__Task goal__
Set out each line from the following listing that includes the word "additionalPaymentData".
━━━━━ Provided information ━━━━━
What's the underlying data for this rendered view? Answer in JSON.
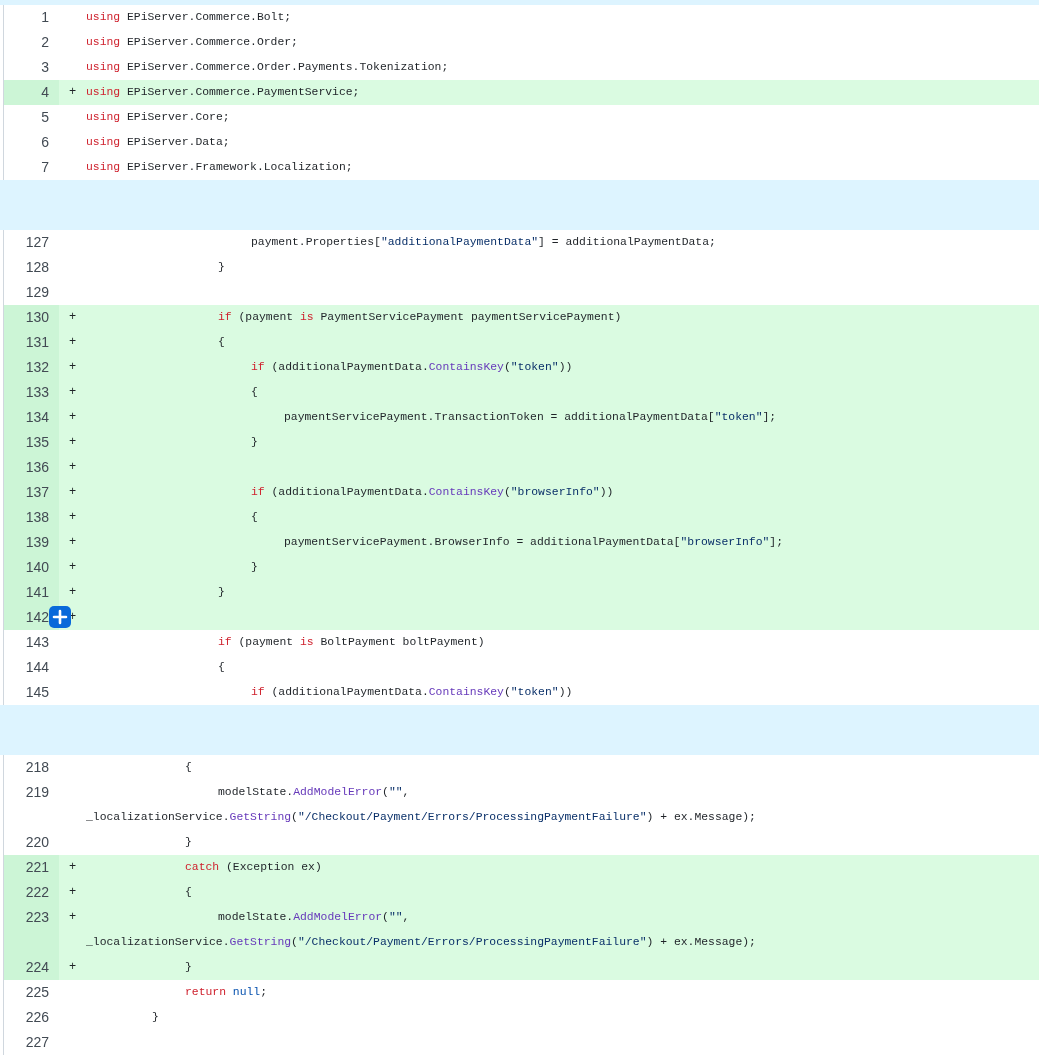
{
  "rows": [
    {
      "kind": "separator-edge"
    },
    {
      "kind": "line",
      "number": "1",
      "added": false,
      "tokens": [
        {
          "kind": "keyword",
          "text": "using"
        },
        {
          "kind": "text",
          "text": " EPiServer.Commerce.Bolt;"
        }
      ]
    },
    {
      "kind": "line",
      "number": "2",
      "added": false,
      "tokens": [
        {
          "kind": "keyword",
          "text": "using"
        },
        {
          "kind": "text",
          "text": " EPiServer.Commerce.Order;"
        }
      ]
    },
    {
      "kind": "line",
      "number": "3",
      "added": false,
      "tokens": [
        {
          "kind": "keyword",
          "text": "using"
        },
        {
          "kind": "text",
          "text": " EPiServer.Commerce.Order.Payments.Tokenization;"
        }
      ]
    },
    {
      "kind": "line",
      "number": "4",
      "added": true,
      "marker": "+",
      "tokens": [
        {
          "kind": "keyword",
          "text": "using"
        },
        {
          "kind": "text",
          "text": " EPiServer.Commerce.PaymentService;"
        }
      ]
    },
    {
      "kind": "line",
      "number": "5",
      "added": false,
      "tokens": [
        {
          "kind": "keyword",
          "text": "using"
        },
        {
          "kind": "text",
          "text": " EPiServer.Core;"
        }
      ]
    },
    {
      "kind": "line",
      "number": "6",
      "added": false,
      "tokens": [
        {
          "kind": "keyword",
          "text": "using"
        },
        {
          "kind": "text",
          "text": " EPiServer.Data;"
        }
      ]
    },
    {
      "kind": "line",
      "number": "7",
      "added": false,
      "tokens": [
        {
          "kind": "keyword",
          "text": "using"
        },
        {
          "kind": "text",
          "text": " EPiServer.Framework.Localization;"
        }
      ]
    },
    {
      "kind": "separator"
    },
    {
      "kind": "line",
      "number": "127",
      "added": false,
      "tokens": [
        {
          "kind": "text",
          "text": "\t\t\t\t\tpayment.Properties["
        },
        {
          "kind": "string",
          "text": "\"additionalPaymentData\""
        },
        {
          "kind": "text",
          "text": "] = additionalPaymentData;"
        }
      ]
    },
    {
      "kind": "line",
      "number": "128",
      "added": false,
      "tokens": [
        {
          "kind": "text",
          "text": "\t\t\t\t}"
        }
      ]
    },
    {
      "kind": "line",
      "number": "129",
      "added": false,
      "tokens": []
    },
    {
      "kind": "line",
      "number": "130",
      "added": true,
      "marker": "+",
      "tokens": [
        {
          "kind": "keyword",
          "text": "\t\t\t\tif"
        },
        {
          "kind": "text",
          "text": " (payment "
        },
        {
          "kind": "keyword",
          "text": "is"
        },
        {
          "kind": "text",
          "text": " PaymentServicePayment paymentServicePayment)"
        }
      ]
    },
    {
      "kind": "line",
      "number": "131",
      "added": true,
      "marker": "+",
      "tokens": [
        {
          "kind": "text",
          "text": "\t\t\t\t{"
        }
      ]
    },
    {
      "kind": "line",
      "number": "132",
      "added": true,
      "marker": "+",
      "tokens": [
        {
          "kind": "keyword",
          "text": "\t\t\t\t\tif"
        },
        {
          "kind": "text",
          "text": " (additionalPaymentData."
        },
        {
          "kind": "method",
          "text": "ContainsKey"
        },
        {
          "kind": "text",
          "text": "("
        },
        {
          "kind": "string",
          "text": "\"token\""
        },
        {
          "kind": "text",
          "text": "))"
        }
      ]
    },
    {
      "kind": "line",
      "number": "133",
      "added": true,
      "marker": "+",
      "tokens": [
        {
          "kind": "text",
          "text": "\t\t\t\t\t{"
        }
      ]
    },
    {
      "kind": "line",
      "number": "134",
      "added": true,
      "marker": "+",
      "tokens": [
        {
          "kind": "text",
          "text": "\t\t\t\t\t\tpaymentServicePayment.TransactionToken = additionalPaymentData["
        },
        {
          "kind": "string",
          "text": "\"token\""
        },
        {
          "kind": "text",
          "text": "];"
        }
      ]
    },
    {
      "kind": "line",
      "number": "135",
      "added": true,
      "marker": "+",
      "tokens": [
        {
          "kind": "text",
          "text": "\t\t\t\t\t}"
        }
      ]
    },
    {
      "kind": "line",
      "number": "136",
      "added": true,
      "marker": "+",
      "tokens": []
    },
    {
      "kind": "line",
      "number": "137",
      "added": true,
      "marker": "+",
      "tokens": [
        {
          "kind": "keyword",
          "text": "\t\t\t\t\tif"
        },
        {
          "kind": "text",
          "text": " (additionalPaymentData."
        },
        {
          "kind": "method",
          "text": "ContainsKey"
        },
        {
          "kind": "text",
          "text": "("
        },
        {
          "kind": "string",
          "text": "\"browserInfo\""
        },
        {
          "kind": "text",
          "text": "))"
        }
      ]
    },
    {
      "kind": "line",
      "number": "138",
      "added": true,
      "marker": "+",
      "tokens": [
        {
          "kind": "text",
          "text": "\t\t\t\t\t{"
        }
      ]
    },
    {
      "kind": "line",
      "number": "139",
      "added": true,
      "marker": "+",
      "tokens": [
        {
          "kind": "text",
          "text": "\t\t\t\t\t\tpaymentServicePayment.BrowserInfo = additionalPaymentData["
        },
        {
          "kind": "string",
          "text": "\"browserInfo\""
        },
        {
          "kind": "text",
          "text": "];"
        }
      ]
    },
    {
      "kind": "line",
      "number": "140",
      "added": true,
      "marker": "+",
      "tokens": [
        {
          "kind": "text",
          "text": "\t\t\t\t\t}"
        }
      ]
    },
    {
      "kind": "line",
      "number": "141",
      "added": true,
      "marker": "+",
      "tokens": [
        {
          "kind": "text",
          "text": "\t\t\t\t}"
        }
      ]
    },
    {
      "kind": "line",
      "number": "142",
      "added": true,
      "marker": "+",
      "comment_button": true,
      "tokens": []
    },
    {
      "kind": "line",
      "number": "143",
      "added": false,
      "tokens": [
        {
          "kind": "keyword",
          "text": "\t\t\t\tif"
        },
        {
          "kind": "text",
          "text": " (payment "
        },
        {
          "kind": "keyword",
          "text": "is"
        },
        {
          "kind": "text",
          "text": " BoltPayment boltPayment)"
        }
      ]
    },
    {
      "kind": "line",
      "number": "144",
      "added": false,
      "tokens": [
        {
          "kind": "text",
          "text": "\t\t\t\t{"
        }
      ]
    },
    {
      "kind": "line",
      "number": "145",
      "added": false,
      "tokens": [
        {
          "kind": "keyword",
          "text": "\t\t\t\t\tif"
        },
        {
          "kind": "text",
          "text": " (additionalPaymentData."
        },
        {
          "kind": "method",
          "text": "ContainsKey"
        },
        {
          "kind": "text",
          "text": "("
        },
        {
          "kind": "string",
          "text": "\"token\""
        },
        {
          "kind": "text",
          "text": "))"
        }
      ]
    },
    {
      "kind": "separator"
    },
    {
      "kind": "line",
      "number": "218",
      "added": false,
      "tokens": [
        {
          "kind": "text",
          "text": "\t\t\t{"
        }
      ]
    },
    {
      "kind": "line",
      "number": "219",
      "added": false,
      "tokens": [
        {
          "kind": "text",
          "text": "\t\t\t\tmodelState."
        },
        {
          "kind": "method",
          "text": "AddModelError"
        },
        {
          "kind": "text",
          "text": "("
        },
        {
          "kind": "string",
          "text": "\"\""
        },
        {
          "kind": "text",
          "text": ", "
        },
        {
          "kind": "text",
          "wrap": true,
          "text": "_localizationService."
        },
        {
          "kind": "method",
          "text": "GetString"
        },
        {
          "kind": "text",
          "text": "("
        },
        {
          "kind": "string",
          "text": "\"/Checkout/Payment/Errors/ProcessingPaymentFailure\""
        },
        {
          "kind": "text",
          "text": ") + ex.Message);"
        }
      ]
    },
    {
      "kind": "line",
      "number": "220",
      "added": false,
      "tokens": [
        {
          "kind": "text",
          "text": "\t\t\t}"
        }
      ]
    },
    {
      "kind": "line",
      "number": "221",
      "added": true,
      "marker": "+",
      "tokens": [
        {
          "kind": "keyword",
          "text": "\t\t\tcatch"
        },
        {
          "kind": "text",
          "text": " (Exception ex)"
        }
      ]
    },
    {
      "kind": "line",
      "number": "222",
      "added": true,
      "marker": "+",
      "tokens": [
        {
          "kind": "text",
          "text": "\t\t\t{"
        }
      ]
    },
    {
      "kind": "line",
      "number": "223",
      "added": true,
      "marker": "+",
      "tokens": [
        {
          "kind": "text",
          "text": "\t\t\t\tmodelState."
        },
        {
          "kind": "method",
          "text": "AddModelError"
        },
        {
          "kind": "text",
          "text": "("
        },
        {
          "kind": "string",
          "text": "\"\""
        },
        {
          "kind": "text",
          "text": ", "
        },
        {
          "kind": "text",
          "wrap": true,
          "text": "_localizationService."
        },
        {
          "kind": "method",
          "text": "GetString"
        },
        {
          "kind": "text",
          "text": "("
        },
        {
          "kind": "string",
          "text": "\"/Checkout/Payment/Errors/ProcessingPaymentFailure\""
        },
        {
          "kind": "text",
          "text": ") + ex.Message);"
        }
      ]
    },
    {
      "kind": "line",
      "number": "224",
      "added": true,
      "marker": "+",
      "tokens": [
        {
          "kind": "text",
          "text": "\t\t\t}"
        }
      ]
    },
    {
      "kind": "line",
      "number": "225",
      "added": false,
      "tokens": [
        {
          "kind": "keyword",
          "text": "\t\t\treturn "
        },
        {
          "kind": "literal",
          "text": "null"
        },
        {
          "kind": "text",
          "text": ";"
        }
      ]
    },
    {
      "kind": "line",
      "number": "226",
      "added": false,
      "tokens": [
        {
          "kind": "text",
          "text": "\t\t}"
        }
      ]
    },
    {
      "kind": "line",
      "number": "227",
      "added": false,
      "tokens": []
    }
  ]
}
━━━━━
__The answer__
          "text": "\"additionalPaymentData\""
          "text": "] = additionalPaymentData;"
          "text": " (additionalPaymentData."
          "text": "\t\t\t\t\t\tpaymentServicePayment.TransactionToken = additionalPaymentData["
          "text": " (additionalPaymentData."
          "text": "\t\t\t\t\t\tpaymentServicePayment.BrowserInfo = additionalPaymentData["
          "text": " (additionalPaymentData."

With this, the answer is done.